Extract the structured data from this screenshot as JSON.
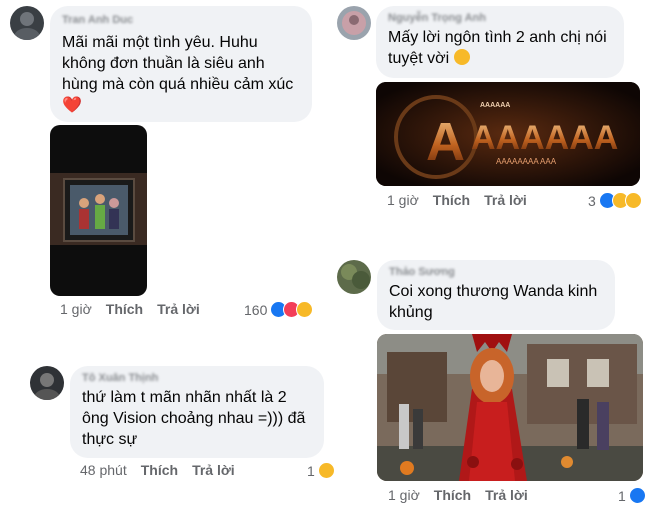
{
  "comments": [
    {
      "author": "Tran Anh Duc",
      "text": "Mãi mãi một tình yêu. Huhu không đơn thuần là siêu anh hùng mà còn quá nhiều cảm xúc",
      "emoji": "❤️",
      "time": "1 giờ",
      "like_label": "Thích",
      "reply_label": "Trả lời",
      "reaction_count": "160",
      "reactions": [
        "like-icon",
        "love-icon",
        "sad-icon"
      ]
    },
    {
      "author": "Nguyễn Trọng Anh",
      "text": "Mấy lời ngôn tình 2 anh chị nói tuyệt vời",
      "time": "1 giờ",
      "like_label": "Thích",
      "reply_label": "Trả lời",
      "reaction_count": "3",
      "reactions": [
        "like-icon",
        "haha-icon",
        "sad-icon"
      ],
      "gif_big_text": "AAAAAA",
      "gif_small_top": "AAAAAA",
      "gif_small_bottom": "AAAAAAAA  AAA"
    },
    {
      "author": "Thảo Sương",
      "text": "Coi xong thương Wanda kinh khủng",
      "time": "1 giờ",
      "like_label": "Thích",
      "reply_label": "Trả lời",
      "reaction_count": "1",
      "reactions": [
        "like-icon"
      ]
    },
    {
      "author": "Tô Xuân Thịnh",
      "text": "thứ làm t mãn nhãn nhất là 2 ông Vision choảng nhau =))) đã thực sự",
      "time": "48 phút",
      "like_label": "Thích",
      "reply_label": "Trả lời",
      "reaction_count": "1",
      "reactions": [
        "haha-icon"
      ]
    }
  ],
  "colors": {
    "bubble": "#f0f2f5",
    "meta": "#65676b",
    "like": "#1877f2",
    "love": "#f33e58",
    "haha": "#f7b928"
  }
}
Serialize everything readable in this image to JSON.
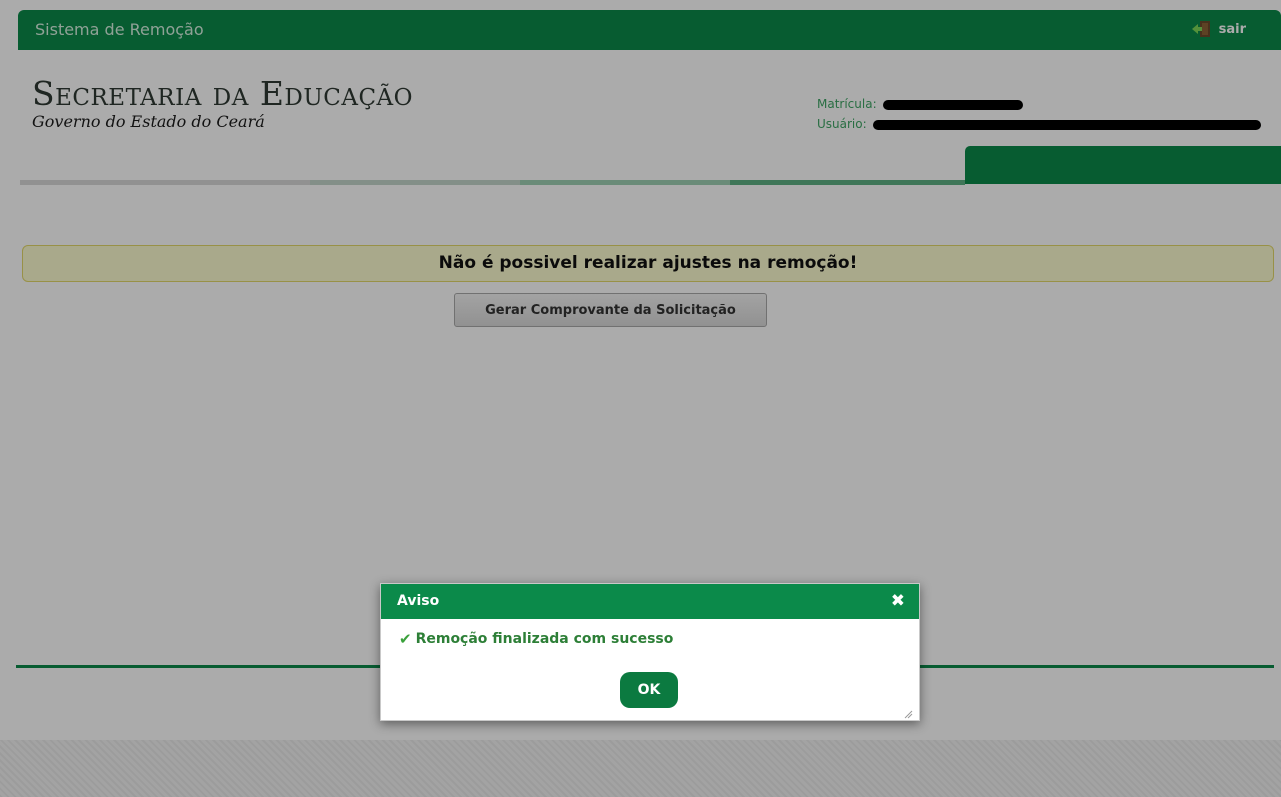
{
  "topbar": {
    "app_title": "Sistema de Remoção",
    "logout_label": "sair"
  },
  "header": {
    "brand_main": "Secretaria da Educação",
    "brand_sub": "Governo do Estado do Ceará",
    "matricula_label": "Matrícula:",
    "usuario_label": "Usuário:"
  },
  "main": {
    "warning_text": "Não é possivel realizar ajustes na remoção!",
    "receipt_button_label": "Gerar Comprovante da Solicitação"
  },
  "dialog": {
    "title": "Aviso",
    "message": "Remoção finalizada com sucesso",
    "ok_label": "OK",
    "close_icon": "close-icon",
    "message_icon": "check-icon"
  },
  "colors": {
    "brand_green": "#0b8a4a",
    "warning_bg": "#fdfdcf",
    "success_text": "#2d7f37",
    "overlay": "rgba(0,0,0,0.33)"
  }
}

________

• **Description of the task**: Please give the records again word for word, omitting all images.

• **Solution**:
Extract the structured data from this screenshot as JSON.
{
  "comments": [
    {
      "author": "Tran Anh Duc",
      "text": "Mãi mãi một tình yêu. Huhu không đơn thuần là siêu anh hùng mà còn quá nhiều cảm xúc",
      "emoji": "❤️",
      "time": "1 giờ",
      "like_label": "Thích",
      "reply_label": "Trả lời",
      "reaction_count": "160",
      "reactions": [
        "like-icon",
        "love-icon",
        "sad-icon"
      ]
    },
    {
      "author": "Nguyễn Trọng Anh",
      "text": "Mấy lời ngôn tình 2 anh chị nói tuyệt vời",
      "time": "1 giờ",
      "like_label": "Thích",
      "reply_label": "Trả lời",
      "reaction_count": "3",
      "reactions": [
        "like-icon",
        "haha-icon",
        "sad-icon"
      ],
      "gif_big_text": "AAAAAA",
      "gif_small_top": "AAAAAA",
      "gif_small_bottom": "AAAAAAAA  AAA"
    },
    {
      "author": "Thảo Sương",
      "text": "Coi xong thương Wanda kinh khủng",
      "time": "1 giờ",
      "like_label": "Thích",
      "reply_label": "Trả lời",
      "reaction_count": "1",
      "reactions": [
        "like-icon"
      ]
    },
    {
      "author": "Tô Xuân Thịnh",
      "text": "thứ làm t mãn nhãn nhất là 2 ông Vision choảng nhau =))) đã thực sự",
      "time": "48 phút",
      "like_label": "Thích",
      "reply_label": "Trả lời",
      "reaction_count": "1",
      "reactions": [
        "haha-icon"
      ]
    }
  ],
  "colors": {
    "bubble": "#f0f2f5",
    "meta": "#65676b",
    "like": "#1877f2",
    "love": "#f33e58",
    "haha": "#f7b928"
  }
}
Serialize everything readable in this image to JSON.
{
  "topbar": {
    "app_title": "Sistema de Remoção",
    "logout_label": "sair"
  },
  "header": {
    "brand_main": "Secretaria da Educação",
    "brand_sub": "Governo do Estado do Ceará",
    "matricula_label": "Matrícula:",
    "usuario_label": "Usuário:"
  },
  "main": {
    "warning_text": "Não é possivel realizar ajustes na remoção!",
    "receipt_button_label": "Gerar Comprovante da Solicitação"
  },
  "dialog": {
    "title": "Aviso",
    "message": "Remoção finalizada com sucesso",
    "ok_label": "OK",
    "close_icon": "close-icon",
    "message_icon": "check-icon"
  },
  "colors": {
    "brand_green": "#0b8a4a",
    "warning_bg": "#fdfdcf",
    "success_text": "#2d7f37",
    "overlay": "rgba(0,0,0,0.33)"
  }
}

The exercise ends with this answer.